Garaicoa’s recent large scale black and white photograph overlaid by thread drawings as well as his new video installation, make use of images of old Havana restaurant signage, department stores and their nostalgic logos embedded into granite sidewalks. These photographs are transformed by the artist interventions on the existing text by adding his commentaries towards the creation of new meanings.
Garaicoa’s uses the city as a laboratory to explore real and imagined histories. Following the lineage of 1970s text-based conceptual art (Joseph Kosuth, Bruce Nauman, Lawrence Weiner, John Baldessari) Garaicoa combines photography, sculpture and language into idiosyncratic works that defies territorial, social and political boundaries.
Through perspective and games of perception, the artist’s elaborate constructions of pins and color thread on the photographic surface can be seen as an ironic “public intervention”. He creates marks of insurgence on the facades of buildings.
Focusing on the commercial glories of the past, images of retail shops and restaurants depicted in their present decay are transformed into social and political puzzles. For Garaicoa, these department stores – ancient glories representative a “consumerist” past – were gathering points perceived as thermometers of a prosperous community.
In the delicate lines of the isometric thread drawings layered over the photographic surface, the building’s firmaments reemerge as a ghostly, fragile presence. Evincing a multidisciplinary approach in which photography, drawing and architecture intersect, Garaicoa preserves the memory of the urban fabric and at times engenders his own models of visionary architectural landscapes.
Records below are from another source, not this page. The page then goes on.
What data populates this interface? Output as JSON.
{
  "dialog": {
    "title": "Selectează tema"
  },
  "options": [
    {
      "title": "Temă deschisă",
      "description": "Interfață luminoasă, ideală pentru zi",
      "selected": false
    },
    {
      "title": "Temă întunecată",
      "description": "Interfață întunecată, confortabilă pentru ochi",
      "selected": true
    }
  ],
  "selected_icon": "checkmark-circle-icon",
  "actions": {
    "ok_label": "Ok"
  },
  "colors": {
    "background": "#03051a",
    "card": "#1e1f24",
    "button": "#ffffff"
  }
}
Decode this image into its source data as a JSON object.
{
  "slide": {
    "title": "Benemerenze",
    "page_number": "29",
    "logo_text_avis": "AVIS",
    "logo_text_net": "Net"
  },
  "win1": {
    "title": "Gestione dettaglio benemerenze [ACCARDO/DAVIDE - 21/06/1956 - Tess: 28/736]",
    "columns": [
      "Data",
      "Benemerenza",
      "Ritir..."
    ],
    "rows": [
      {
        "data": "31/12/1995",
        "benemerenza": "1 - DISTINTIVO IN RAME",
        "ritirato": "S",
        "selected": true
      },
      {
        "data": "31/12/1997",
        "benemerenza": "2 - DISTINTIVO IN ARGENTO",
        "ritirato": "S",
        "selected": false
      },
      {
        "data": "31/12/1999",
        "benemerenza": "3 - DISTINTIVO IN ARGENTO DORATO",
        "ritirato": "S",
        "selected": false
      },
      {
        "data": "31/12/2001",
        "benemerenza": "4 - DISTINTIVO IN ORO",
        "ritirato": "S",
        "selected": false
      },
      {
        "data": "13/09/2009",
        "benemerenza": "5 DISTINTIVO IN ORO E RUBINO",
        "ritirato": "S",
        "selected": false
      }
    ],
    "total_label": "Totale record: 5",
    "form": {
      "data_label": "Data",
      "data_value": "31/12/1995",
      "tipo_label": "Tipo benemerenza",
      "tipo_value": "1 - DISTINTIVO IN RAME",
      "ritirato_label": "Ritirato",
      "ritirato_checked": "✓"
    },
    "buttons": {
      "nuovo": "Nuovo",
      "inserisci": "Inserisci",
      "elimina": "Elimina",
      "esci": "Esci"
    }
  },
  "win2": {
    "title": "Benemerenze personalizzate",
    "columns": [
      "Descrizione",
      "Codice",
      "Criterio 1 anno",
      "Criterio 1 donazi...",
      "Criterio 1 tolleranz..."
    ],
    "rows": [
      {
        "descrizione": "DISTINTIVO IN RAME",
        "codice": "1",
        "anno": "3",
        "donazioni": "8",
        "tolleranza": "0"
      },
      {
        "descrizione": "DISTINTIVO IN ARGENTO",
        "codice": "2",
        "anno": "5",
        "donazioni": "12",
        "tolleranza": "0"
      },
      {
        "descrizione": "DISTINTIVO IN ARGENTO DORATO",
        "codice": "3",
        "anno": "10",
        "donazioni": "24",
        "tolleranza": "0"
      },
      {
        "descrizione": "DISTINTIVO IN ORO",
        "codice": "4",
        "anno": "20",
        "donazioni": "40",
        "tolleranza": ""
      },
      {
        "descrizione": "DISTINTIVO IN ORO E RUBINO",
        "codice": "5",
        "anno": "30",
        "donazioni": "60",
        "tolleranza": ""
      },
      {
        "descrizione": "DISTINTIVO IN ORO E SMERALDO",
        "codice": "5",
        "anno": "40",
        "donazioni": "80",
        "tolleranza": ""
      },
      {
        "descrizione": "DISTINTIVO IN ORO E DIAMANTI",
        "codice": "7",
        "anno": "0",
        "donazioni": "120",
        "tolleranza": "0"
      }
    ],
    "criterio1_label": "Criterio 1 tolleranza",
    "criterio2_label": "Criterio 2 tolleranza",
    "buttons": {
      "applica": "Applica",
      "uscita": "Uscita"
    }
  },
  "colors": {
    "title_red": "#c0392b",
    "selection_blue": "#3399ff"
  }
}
In the center of the gallery, video projections of the department stores and restaurant signage are directed onto a concrete floor emphasizing the spatial and temporal parameters of the project.
Garaicoa uses the city as a vehicle in order to address a number of provocative issues pertaining to: the role of architecture in the course of history; the failure of modernism to act as a catalyst for social change and the dismantling of twentieth-century utopias. His work steams from a Cuban context, yet his explorations are by no means limited to his country.